Snelgrove's animation "showed that Goodman spent approximately six seconds in front of his vehicle, standing in the sand on the top of the canal bank, presumably watching the Hyundai sink into the water." Wow... What scientific algorithm did Snelgrove use to determine the exact time Goodman stood there? Maybe Snelgrove has a crystal ball that we could use to see everything Goodman did after the crash, not just the 6 seconds he allegedly stood in front of his car. Snelgrove's "determination" is nothing more than pure speculation.
It is also important to note that John Goodman, now almost 51 years of age, had NO CRIMINAL HISTORY prior to this accident. He has never had a DUI. He has never had a speeding ticket as an adult, and he had never been arrested prior to this tragic accident. Does that sound like a person who fails to render aid? Remember, Goodman had sustained several injuries himself, and his phone was dead. So I ask, how was he to help, especially considering he did not know about Wilson's vehicle? It is an absolute fact that Goodman sought out a phone and called 911 after the accident. At this point, the only logical answer would be to indict everyone involved, or drop Goodman's Failure to Render Aid charges.
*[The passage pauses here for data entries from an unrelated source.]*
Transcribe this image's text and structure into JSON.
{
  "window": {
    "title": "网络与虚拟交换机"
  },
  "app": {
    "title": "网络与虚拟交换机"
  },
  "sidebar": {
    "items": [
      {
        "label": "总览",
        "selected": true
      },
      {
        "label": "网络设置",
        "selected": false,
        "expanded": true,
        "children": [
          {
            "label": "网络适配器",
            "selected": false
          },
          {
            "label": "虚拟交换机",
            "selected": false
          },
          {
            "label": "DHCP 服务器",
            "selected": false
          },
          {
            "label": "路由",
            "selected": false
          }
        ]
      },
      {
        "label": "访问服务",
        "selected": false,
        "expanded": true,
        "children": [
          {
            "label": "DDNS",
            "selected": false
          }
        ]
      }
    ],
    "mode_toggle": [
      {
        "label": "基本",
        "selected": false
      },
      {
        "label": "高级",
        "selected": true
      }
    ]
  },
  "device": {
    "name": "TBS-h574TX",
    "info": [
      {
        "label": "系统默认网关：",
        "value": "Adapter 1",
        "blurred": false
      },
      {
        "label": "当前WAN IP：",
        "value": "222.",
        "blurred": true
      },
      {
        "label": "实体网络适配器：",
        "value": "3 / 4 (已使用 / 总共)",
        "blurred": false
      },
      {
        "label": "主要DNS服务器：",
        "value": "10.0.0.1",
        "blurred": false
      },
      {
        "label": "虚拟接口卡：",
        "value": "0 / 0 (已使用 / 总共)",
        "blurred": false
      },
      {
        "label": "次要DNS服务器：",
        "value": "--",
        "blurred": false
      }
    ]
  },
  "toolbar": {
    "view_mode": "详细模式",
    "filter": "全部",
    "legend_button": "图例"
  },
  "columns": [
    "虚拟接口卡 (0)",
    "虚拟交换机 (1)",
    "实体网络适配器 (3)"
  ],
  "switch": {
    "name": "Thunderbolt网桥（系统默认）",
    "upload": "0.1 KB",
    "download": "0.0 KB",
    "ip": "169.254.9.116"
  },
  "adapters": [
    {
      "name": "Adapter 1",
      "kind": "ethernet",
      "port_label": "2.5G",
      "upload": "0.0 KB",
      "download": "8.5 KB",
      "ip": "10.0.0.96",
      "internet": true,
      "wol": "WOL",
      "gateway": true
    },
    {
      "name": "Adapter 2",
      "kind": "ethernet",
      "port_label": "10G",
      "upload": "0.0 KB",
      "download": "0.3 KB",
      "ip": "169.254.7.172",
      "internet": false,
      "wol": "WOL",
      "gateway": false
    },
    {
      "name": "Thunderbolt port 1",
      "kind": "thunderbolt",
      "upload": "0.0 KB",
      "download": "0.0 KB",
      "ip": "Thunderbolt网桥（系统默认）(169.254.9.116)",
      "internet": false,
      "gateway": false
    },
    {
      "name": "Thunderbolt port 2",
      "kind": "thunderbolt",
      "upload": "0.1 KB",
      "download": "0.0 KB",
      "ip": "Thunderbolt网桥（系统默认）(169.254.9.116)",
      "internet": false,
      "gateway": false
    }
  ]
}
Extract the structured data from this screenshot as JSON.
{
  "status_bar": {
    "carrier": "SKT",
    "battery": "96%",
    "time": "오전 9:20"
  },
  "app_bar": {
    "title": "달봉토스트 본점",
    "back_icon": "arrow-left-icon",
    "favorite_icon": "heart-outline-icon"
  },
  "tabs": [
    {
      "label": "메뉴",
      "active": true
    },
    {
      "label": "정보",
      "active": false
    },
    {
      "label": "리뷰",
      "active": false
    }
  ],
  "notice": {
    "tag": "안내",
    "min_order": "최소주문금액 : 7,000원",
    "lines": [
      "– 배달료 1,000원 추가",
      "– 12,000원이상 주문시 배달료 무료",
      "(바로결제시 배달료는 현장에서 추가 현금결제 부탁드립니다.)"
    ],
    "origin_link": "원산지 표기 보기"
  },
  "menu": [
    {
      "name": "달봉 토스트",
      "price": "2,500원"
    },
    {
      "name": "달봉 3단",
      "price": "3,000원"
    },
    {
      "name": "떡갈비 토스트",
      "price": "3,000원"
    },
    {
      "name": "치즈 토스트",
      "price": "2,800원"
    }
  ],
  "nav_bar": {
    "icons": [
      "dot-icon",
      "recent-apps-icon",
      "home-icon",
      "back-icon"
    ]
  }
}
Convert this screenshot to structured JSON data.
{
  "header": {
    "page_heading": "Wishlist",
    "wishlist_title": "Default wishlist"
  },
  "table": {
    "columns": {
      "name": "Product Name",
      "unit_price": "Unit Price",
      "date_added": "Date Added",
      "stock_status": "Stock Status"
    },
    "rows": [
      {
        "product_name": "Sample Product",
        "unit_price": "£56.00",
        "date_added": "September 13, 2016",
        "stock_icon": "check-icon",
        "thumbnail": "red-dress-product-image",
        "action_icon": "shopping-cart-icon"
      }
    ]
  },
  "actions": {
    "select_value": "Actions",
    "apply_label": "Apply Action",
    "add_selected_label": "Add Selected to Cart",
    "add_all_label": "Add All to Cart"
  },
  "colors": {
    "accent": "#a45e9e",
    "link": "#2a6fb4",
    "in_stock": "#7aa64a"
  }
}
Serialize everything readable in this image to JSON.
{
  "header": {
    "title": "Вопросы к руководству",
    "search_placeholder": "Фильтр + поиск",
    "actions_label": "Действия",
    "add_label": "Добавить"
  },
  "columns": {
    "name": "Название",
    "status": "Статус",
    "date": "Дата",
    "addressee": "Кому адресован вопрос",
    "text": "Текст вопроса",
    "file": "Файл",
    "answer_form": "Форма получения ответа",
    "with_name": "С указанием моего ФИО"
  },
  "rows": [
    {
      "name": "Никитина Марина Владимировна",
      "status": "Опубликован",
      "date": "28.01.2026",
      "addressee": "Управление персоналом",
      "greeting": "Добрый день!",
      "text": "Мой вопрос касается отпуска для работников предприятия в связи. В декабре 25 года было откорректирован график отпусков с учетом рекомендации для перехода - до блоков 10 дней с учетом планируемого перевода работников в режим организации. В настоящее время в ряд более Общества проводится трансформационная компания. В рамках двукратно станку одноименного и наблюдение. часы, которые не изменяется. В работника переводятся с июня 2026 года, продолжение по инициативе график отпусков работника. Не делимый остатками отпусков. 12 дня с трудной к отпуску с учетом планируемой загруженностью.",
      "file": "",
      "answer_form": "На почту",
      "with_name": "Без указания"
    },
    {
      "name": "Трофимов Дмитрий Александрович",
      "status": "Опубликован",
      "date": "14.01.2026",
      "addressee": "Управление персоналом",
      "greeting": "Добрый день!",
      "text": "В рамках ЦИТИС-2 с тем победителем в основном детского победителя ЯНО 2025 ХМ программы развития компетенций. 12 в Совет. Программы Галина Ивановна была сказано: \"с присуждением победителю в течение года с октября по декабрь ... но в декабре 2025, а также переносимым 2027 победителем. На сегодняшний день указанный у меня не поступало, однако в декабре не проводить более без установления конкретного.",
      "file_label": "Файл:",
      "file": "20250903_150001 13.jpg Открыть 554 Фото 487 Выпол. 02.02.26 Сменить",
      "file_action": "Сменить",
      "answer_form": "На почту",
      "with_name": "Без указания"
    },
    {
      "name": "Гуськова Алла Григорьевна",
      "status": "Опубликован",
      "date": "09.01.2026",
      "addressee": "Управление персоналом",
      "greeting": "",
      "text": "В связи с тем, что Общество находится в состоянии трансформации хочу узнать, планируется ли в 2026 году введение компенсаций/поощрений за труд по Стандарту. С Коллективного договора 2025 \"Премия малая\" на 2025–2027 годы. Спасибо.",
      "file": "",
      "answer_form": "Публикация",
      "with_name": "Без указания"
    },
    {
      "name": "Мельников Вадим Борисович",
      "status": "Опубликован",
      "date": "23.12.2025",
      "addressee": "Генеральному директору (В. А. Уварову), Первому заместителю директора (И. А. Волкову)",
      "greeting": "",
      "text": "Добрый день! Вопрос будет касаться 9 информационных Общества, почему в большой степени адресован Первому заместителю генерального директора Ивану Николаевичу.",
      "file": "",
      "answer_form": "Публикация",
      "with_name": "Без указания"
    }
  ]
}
Don't forget to read Part 3 of Florida's John B. Goodman Not Guilty!
The evidence in this case justifies a "Not Guilty" verdict. It is the state's burden to prove Goodman's guilt, and they have failed miserably to do so.
Editors Note: For those who still have doubt, or would like to see something that is not made available through our hyperlinks, please email: email@example.com. We will gladly supply you with more evidence. For part two click below.
© 2014 Joe Snook - All Rights Reserved
Snook is an investigative journalist for US Observer.